Reproduce the listing below without any change.

-- -- --

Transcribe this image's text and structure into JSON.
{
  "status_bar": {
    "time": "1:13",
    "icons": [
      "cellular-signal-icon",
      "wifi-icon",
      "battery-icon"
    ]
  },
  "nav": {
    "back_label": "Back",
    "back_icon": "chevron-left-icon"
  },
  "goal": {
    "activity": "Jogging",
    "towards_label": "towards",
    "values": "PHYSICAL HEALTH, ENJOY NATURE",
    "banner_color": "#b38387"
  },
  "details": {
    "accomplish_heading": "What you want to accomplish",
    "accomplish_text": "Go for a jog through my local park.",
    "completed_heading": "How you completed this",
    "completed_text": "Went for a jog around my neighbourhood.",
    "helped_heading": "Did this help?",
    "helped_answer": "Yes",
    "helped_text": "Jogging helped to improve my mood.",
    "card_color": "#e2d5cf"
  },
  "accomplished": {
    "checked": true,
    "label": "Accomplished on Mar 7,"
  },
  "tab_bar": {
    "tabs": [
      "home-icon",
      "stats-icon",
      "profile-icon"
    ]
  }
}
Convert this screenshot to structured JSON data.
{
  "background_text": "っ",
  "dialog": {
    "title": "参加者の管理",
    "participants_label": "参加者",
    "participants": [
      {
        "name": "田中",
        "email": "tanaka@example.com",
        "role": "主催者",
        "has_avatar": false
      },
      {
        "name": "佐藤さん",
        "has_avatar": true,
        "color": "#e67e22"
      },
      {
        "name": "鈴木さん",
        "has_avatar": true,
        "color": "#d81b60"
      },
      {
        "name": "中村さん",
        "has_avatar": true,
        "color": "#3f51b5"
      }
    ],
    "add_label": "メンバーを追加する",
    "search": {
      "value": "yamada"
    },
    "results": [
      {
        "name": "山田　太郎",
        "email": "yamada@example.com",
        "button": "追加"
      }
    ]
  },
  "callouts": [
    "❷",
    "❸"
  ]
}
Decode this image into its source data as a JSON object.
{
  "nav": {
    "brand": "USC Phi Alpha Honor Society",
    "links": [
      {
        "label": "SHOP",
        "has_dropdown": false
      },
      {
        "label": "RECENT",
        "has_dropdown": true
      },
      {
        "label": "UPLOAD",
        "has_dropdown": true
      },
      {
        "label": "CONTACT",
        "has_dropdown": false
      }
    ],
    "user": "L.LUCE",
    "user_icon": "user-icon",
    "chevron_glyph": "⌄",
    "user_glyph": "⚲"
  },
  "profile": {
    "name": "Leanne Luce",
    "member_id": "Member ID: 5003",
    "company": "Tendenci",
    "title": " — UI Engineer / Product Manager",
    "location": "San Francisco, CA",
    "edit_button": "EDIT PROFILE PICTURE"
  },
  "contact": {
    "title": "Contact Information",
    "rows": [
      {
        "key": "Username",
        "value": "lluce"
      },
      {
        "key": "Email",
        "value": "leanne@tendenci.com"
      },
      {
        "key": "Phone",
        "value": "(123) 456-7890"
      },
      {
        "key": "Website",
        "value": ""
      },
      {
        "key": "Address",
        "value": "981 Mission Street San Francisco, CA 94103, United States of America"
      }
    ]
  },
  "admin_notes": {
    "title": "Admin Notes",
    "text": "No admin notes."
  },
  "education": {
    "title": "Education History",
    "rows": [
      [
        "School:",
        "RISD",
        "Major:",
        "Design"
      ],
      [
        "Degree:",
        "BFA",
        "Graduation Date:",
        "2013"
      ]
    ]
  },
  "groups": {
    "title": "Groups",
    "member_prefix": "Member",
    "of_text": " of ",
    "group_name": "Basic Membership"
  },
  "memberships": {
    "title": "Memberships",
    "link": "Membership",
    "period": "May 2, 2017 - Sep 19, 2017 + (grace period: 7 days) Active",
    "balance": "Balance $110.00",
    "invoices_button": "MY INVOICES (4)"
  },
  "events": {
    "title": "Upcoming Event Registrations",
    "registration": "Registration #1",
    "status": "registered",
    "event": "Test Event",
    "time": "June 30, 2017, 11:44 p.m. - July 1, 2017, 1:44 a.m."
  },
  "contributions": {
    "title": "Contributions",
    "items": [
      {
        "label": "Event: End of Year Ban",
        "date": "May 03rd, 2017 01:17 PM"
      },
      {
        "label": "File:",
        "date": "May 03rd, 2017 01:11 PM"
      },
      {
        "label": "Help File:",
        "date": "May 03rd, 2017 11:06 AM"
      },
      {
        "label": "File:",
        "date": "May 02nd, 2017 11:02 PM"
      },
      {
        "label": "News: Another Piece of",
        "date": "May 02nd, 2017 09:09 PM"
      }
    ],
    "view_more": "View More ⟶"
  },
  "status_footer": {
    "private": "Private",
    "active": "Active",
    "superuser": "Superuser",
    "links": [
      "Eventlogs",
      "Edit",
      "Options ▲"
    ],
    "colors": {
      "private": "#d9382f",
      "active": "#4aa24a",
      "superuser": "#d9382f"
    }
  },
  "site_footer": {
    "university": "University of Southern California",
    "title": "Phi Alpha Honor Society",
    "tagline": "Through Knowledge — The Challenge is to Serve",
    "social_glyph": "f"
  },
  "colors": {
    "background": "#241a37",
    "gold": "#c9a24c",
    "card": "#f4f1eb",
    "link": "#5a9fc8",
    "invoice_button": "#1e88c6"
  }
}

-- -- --

• _ANSWER FOR THIS EXERCISE_
Transcribe this image's text and structure into JSON.
{
  "status_bar": {
    "time": "1:13",
    "icons": [
      "cellular-signal-icon",
      "wifi-icon",
      "battery-icon"
    ]
  },
  "nav": {
    "back_label": "Back",
    "back_icon": "chevron-left-icon"
  },
  "goal": {
    "activity": "Jogging",
    "towards_label": "towards",
    "values": "PHYSICAL HEALTH, ENJOY NATURE",
    "banner_color": "#b38387"
  },
  "details": {
    "accomplish_heading": "What you want to accomplish",
    "accomplish_text": "Go for a jog through my local park.",
    "completed_heading": "How you completed this",
    "completed_text": "Went for a jog around my neighbourhood.",
    "helped_heading": "Did this help?",
    "helped_answer": "Yes",
    "helped_text": "Jogging helped to improve my mood.",
    "card_color": "#e2d5cf"
  },
  "accomplished": {
    "checked": true,
    "label": "Accomplished on Mar 7,"
  },
  "tab_bar": {
    "tabs": [
      "home-icon",
      "stats-icon",
      "profile-icon"
    ]
  }
}
Convert this screenshot to structured JSON data.
{
  "background_text": "っ",
  "dialog": {
    "title": "参加者の管理",
    "participants_label": "参加者",
    "participants": [
      {
        "name": "田中",
        "email": "tanaka@example.com",
        "role": "主催者",
        "has_avatar": false
      },
      {
        "name": "佐藤さん",
        "has_avatar": true,
        "color": "#e67e22"
      },
      {
        "name": "鈴木さん",
        "has_avatar": true,
        "color": "#d81b60"
      },
      {
        "name": "中村さん",
        "has_avatar": true,
        "color": "#3f51b5"
      }
    ],
    "add_label": "メンバーを追加する",
    "search": {
      "value": "yamada"
    },
    "results": [
      {
        "name": "山田　太郎",
        "email": "yamada@example.com",
        "button": "追加"
      }
    ]
  },
  "callouts": [
    "❷",
    "❸"
  ]
}
Decode this image into its source data as a JSON object.
{
  "nav": {
    "brand": "USC Phi Alpha Honor Society",
    "links": [
      {
        "label": "SHOP",
        "has_dropdown": false
      },
      {
        "label": "RECENT",
        "has_dropdown": true
      },
      {
        "label": "UPLOAD",
        "has_dropdown": true
      },
      {
        "label": "CONTACT",
        "has_dropdown": false
      }
    ],
    "user": "L.LUCE",
    "user_icon": "user-icon",
    "chevron_glyph": "⌄",
    "user_glyph": "⚲"
  },
  "profile": {
    "name": "Leanne Luce",
    "member_id": "Member ID: 5003",
    "company": "Tendenci",
    "title": " — UI Engineer / Product Manager",
    "location": "San Francisco, CA",
    "edit_button": "EDIT PROFILE PICTURE"
  },
  "contact": {
    "title": "Contact Information",
    "rows": [
      {
        "key": "Username",
        "value": "lluce"
      },
      {
        "key": "Email",
        "value": "leanne@tendenci.com"
      },
      {
        "key": "Phone",
        "value": "(123) 456-7890"
      },
      {
        "key": "Website",
        "value": ""
      },
      {
        "key": "Address",
        "value": "981 Mission Street San Francisco, CA 94103, United States of America"
      }
    ]
  },
  "admin_notes": {
    "title": "Admin Notes",
    "text": "No admin notes."
  },
  "education": {
    "title": "Education History",
    "rows": [
      [
        "School:",
        "RISD",
        "Major:",
        "Design"
      ],
      [
        "Degree:",
        "BFA",
        "Graduation Date:",
        "2013"
      ]
    ]
  },
  "groups": {
    "title": "Groups",
    "member_prefix": "Member",
    "of_text": " of ",
    "group_name": "Basic Membership"
  },
  "memberships": {
    "title": "Memberships",
    "link": "Membership",
    "period": "May 2, 2017 - Sep 19, 2017 + (grace period: 7 days) Active",
    "balance": "Balance $110.00",
    "invoices_button": "MY INVOICES (4)"
  },
  "events": {
    "title": "Upcoming Event Registrations",
    "registration": "Registration #1",
    "status": "registered",
    "event": "Test Event",
    "time": "June 30, 2017, 11:44 p.m. - July 1, 2017, 1:44 a.m."
  },
  "contributions": {
    "title": "Contributions",
    "items": [
      {
        "label": "Event: End of Year Ban",
        "date": "May 03rd, 2017 01:17 PM"
      },
      {
        "label": "File:",
        "date": "May 03rd, 2017 01:11 PM"
      },
      {
        "label": "Help File:",
        "date": "May 03rd, 2017 11:06 AM"
      },
      {
        "label": "File:",
        "date": "May 02nd, 2017 11:02 PM"
      },
      {
        "label": "News: Another Piece of",
        "date": "May 02nd, 2017 09:09 PM"
      }
    ],
    "view_more": "View More ⟶"
  },
  "status_footer": {
    "private": "Private",
    "active": "Active",
    "superuser": "Superuser",
    "links": [
      "Eventlogs",
      "Edit",
      "Options ▲"
    ],
    "colors": {
      "private": "#d9382f",
      "active": "#4aa24a",
      "superuser": "#d9382f"
    }
  },
  "site_footer": {
    "university": "University of Southern California",
    "title": "Phi Alpha Honor Society",
    "tagline": "Through Knowledge — The Challenge is to Serve",
    "social_glyph": "f"
  },
  "colors": {
    "background": "#241a37",
    "gold": "#c9a24c",
    "card": "#f4f1eb",
    "link": "#5a9fc8",
    "invoice_button": "#1e88c6"
  }
}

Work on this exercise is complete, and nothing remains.